WORK ITEM:
Set down the full listing exactly, character for character.

PROVIDED MATERIAL:

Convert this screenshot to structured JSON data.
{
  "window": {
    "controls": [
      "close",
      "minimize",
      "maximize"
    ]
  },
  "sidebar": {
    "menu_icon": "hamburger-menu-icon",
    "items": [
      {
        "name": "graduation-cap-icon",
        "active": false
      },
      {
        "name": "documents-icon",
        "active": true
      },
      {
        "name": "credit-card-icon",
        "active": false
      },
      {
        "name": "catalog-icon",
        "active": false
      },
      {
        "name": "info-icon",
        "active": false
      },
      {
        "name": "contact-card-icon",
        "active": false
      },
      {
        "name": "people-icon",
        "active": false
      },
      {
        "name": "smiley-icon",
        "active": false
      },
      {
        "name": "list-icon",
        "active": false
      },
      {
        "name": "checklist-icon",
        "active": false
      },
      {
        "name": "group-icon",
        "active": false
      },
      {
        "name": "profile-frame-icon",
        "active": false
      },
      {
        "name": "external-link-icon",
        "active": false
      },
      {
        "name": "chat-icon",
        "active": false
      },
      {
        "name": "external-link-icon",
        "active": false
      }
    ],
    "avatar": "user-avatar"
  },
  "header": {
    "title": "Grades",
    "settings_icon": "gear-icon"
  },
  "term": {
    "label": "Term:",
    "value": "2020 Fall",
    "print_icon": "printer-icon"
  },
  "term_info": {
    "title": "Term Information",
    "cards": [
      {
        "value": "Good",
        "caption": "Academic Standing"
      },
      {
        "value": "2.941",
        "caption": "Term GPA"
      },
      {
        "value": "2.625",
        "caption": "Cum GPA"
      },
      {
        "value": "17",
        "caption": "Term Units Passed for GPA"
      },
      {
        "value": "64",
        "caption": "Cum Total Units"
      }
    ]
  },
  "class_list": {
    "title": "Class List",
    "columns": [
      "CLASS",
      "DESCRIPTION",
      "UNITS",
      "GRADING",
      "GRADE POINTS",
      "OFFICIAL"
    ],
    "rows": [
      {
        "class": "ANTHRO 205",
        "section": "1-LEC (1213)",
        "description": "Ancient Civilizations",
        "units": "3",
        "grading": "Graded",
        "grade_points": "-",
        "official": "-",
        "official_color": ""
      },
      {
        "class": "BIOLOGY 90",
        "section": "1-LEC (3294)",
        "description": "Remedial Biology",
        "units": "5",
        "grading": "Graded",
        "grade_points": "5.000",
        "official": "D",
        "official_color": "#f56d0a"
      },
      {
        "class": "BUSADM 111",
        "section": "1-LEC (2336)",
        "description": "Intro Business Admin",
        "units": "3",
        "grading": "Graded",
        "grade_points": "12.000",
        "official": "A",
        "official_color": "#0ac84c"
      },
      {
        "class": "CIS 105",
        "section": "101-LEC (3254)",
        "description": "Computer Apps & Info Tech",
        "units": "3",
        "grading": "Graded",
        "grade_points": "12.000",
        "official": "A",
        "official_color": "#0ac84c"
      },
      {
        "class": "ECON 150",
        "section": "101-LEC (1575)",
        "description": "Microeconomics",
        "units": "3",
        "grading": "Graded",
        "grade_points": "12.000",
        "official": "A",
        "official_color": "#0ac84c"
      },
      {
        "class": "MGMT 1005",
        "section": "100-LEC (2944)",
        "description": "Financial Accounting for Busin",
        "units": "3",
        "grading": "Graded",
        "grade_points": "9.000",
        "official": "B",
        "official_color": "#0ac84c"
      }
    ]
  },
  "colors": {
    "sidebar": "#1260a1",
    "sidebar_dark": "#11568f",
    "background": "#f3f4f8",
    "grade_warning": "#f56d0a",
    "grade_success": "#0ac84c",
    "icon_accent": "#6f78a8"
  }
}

RESULT FOR THIS TASK:
Convert this screenshot to structured JSON data.
{
  "window": {
    "controls": [
      "close",
      "minimize",
      "maximize"
    ]
  },
  "sidebar": {
    "menu_icon": "hamburger-menu-icon",
    "items": [
      {
        "name": "graduation-cap-icon",
        "active": false
      },
      {
        "name": "documents-icon",
        "active": true
      },
      {
        "name": "credit-card-icon",
        "active": false
      },
      {
        "name": "catalog-icon",
        "active": false
      },
      {
        "name": "info-icon",
        "active": false
      },
      {
        "name": "contact-card-icon",
        "active": false
      },
      {
        "name": "people-icon",
        "active": false
      },
      {
        "name": "smiley-icon",
        "active": false
      },
      {
        "name": "list-icon",
        "active": false
      },
      {
        "name": "checklist-icon",
        "active": false
      },
      {
        "name": "group-icon",
        "active": false
      },
      {
        "name": "profile-frame-icon",
        "active": false
      },
      {
        "name": "external-link-icon",
        "active": false
      },
      {
        "name": "chat-icon",
        "active": false
      },
      {
        "name": "external-link-icon",
        "active": false
      }
    ],
    "avatar": "user-avatar"
  },
  "header": {
    "title": "Grades",
    "settings_icon": "gear-icon"
  },
  "term": {
    "label": "Term:",
    "value": "2020 Fall",
    "print_icon": "printer-icon"
  },
  "term_info": {
    "title": "Term Information",
    "cards": [
      {
        "value": "Good",
        "caption": "Academic Standing"
      },
      {
        "value": "2.941",
        "caption": "Term GPA"
      },
      {
        "value": "2.625",
        "caption": "Cum GPA"
      },
      {
        "value": "17",
        "caption": "Term Units Passed for GPA"
      },
      {
        "value": "64",
        "caption": "Cum Total Units"
      }
    ]
  },
  "class_list": {
    "title": "Class List",
    "columns": [
      "CLASS",
      "DESCRIPTION",
      "UNITS",
      "GRADING",
      "GRADE POINTS",
      "OFFICIAL"
    ],
    "rows": [
      {
        "class": "ANTHRO 205",
        "section": "1-LEC (1213)",
        "description": "Ancient Civilizations",
        "units": "3",
        "grading": "Graded",
        "grade_points": "-",
        "official": "-",
        "official_color": ""
      },
      {
        "class": "BIOLOGY 90",
        "section": "1-LEC (3294)",
        "description": "Remedial Biology",
        "units": "5",
        "grading": "Graded",
        "grade_points": "5.000",
        "official": "D",
        "official_color": "#f56d0a"
      },
      {
        "class": "BUSADM 111",
        "section": "1-LEC (2336)",
        "description": "Intro Business Admin",
        "units": "3",
        "grading": "Graded",
        "grade_points": "12.000",
        "official": "A",
        "official_color": "#0ac84c"
      },
      {
        "class": "CIS 105",
        "section": "101-LEC (3254)",
        "description": "Computer Apps & Info Tech",
        "units": "3",
        "grading": "Graded",
        "grade_points": "12.000",
        "official": "A",
        "official_color": "#0ac84c"
      },
      {
        "class": "ECON 150",
        "section": "101-LEC (1575)",
        "description": "Microeconomics",
        "units": "3",
        "grading": "Graded",
        "grade_points": "12.000",
        "official": "A",
        "official_color": "#0ac84c"
      },
      {
        "class": "MGMT 1005",
        "section": "100-LEC (2944)",
        "description": "Financial Accounting for Busin",
        "units": "3",
        "grading": "Graded",
        "grade_points": "9.000",
        "official": "B",
        "official_color": "#0ac84c"
      }
    ]
  },
  "colors": {
    "sidebar": "#1260a1",
    "sidebar_dark": "#11568f",
    "background": "#f3f4f8",
    "grade_warning": "#f56d0a",
    "grade_success": "#0ac84c",
    "icon_accent": "#6f78a8"
  }
}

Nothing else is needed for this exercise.